They scooped it up and put it in a cardboard box until their shift ended. Cagle then took the bird to Veryl Graves, who is the president of the Gorgas chapter of the Alabama Power Service Organization.

Last year, the Alabama Power Foundation gave grant money to the Alabama Wildlife Center at Oak Mountain State Park, which cares for more than 1,600 native birds a year with the goal of releasing them back into the wild.

The grant was used to build an outdoor housing facility called a mew, which is for glove-trained birds of prey. The center uses the birds for educational programs. After discussing the situation with co-worker Suzie Barnett, Graves decided to take the bird to the center, where it was nursed back to health.

“We knew the bird couldn’t make it on its own if we left it here at the plant,” Graves said. “We hoped they would be able to treat the bird and restore it to health.”

Once at the center, it was determined the kestrel was underweight and had a fracture to the bone above the shoulder of his wing, which prevented the tiny creature from flying.

“We wrapped his wing, so it could heal properly and fed him daily in an effort to help him reach a consistent weight,” said the Center’s Clinic Manager Katie Stubblefield, who was responsible for the falcon’s care. “Although he is small, we still had to wear leather gloves when working with him, because he is a raptor. And all raptors, no matter how big or how small they are, they all have strong beaks and talons.”

During Tuesday’s release, the Alabama Wildlife Center’s executive director, Carol Argo, said she is proud of the facility’s success in rehabilitating injured birds.

“We really get excited when it’s time for an injured bird to be returned back to the wild, because every release is so special,” she said.

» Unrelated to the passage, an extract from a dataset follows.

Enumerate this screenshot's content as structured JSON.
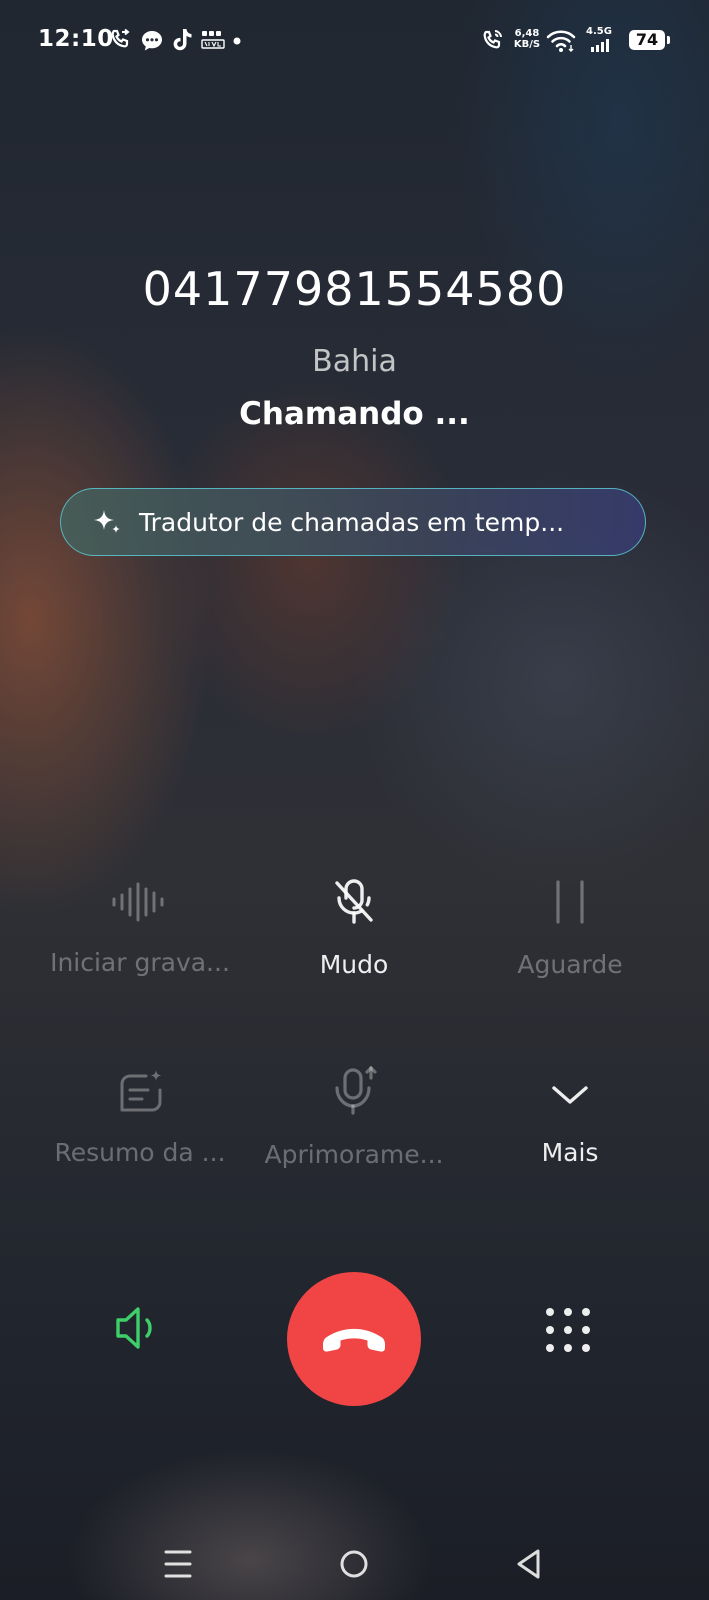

Several of the Alabama Power employees who were involved in getting help for the bird took part in the falcon’s release Tuesday afternoon.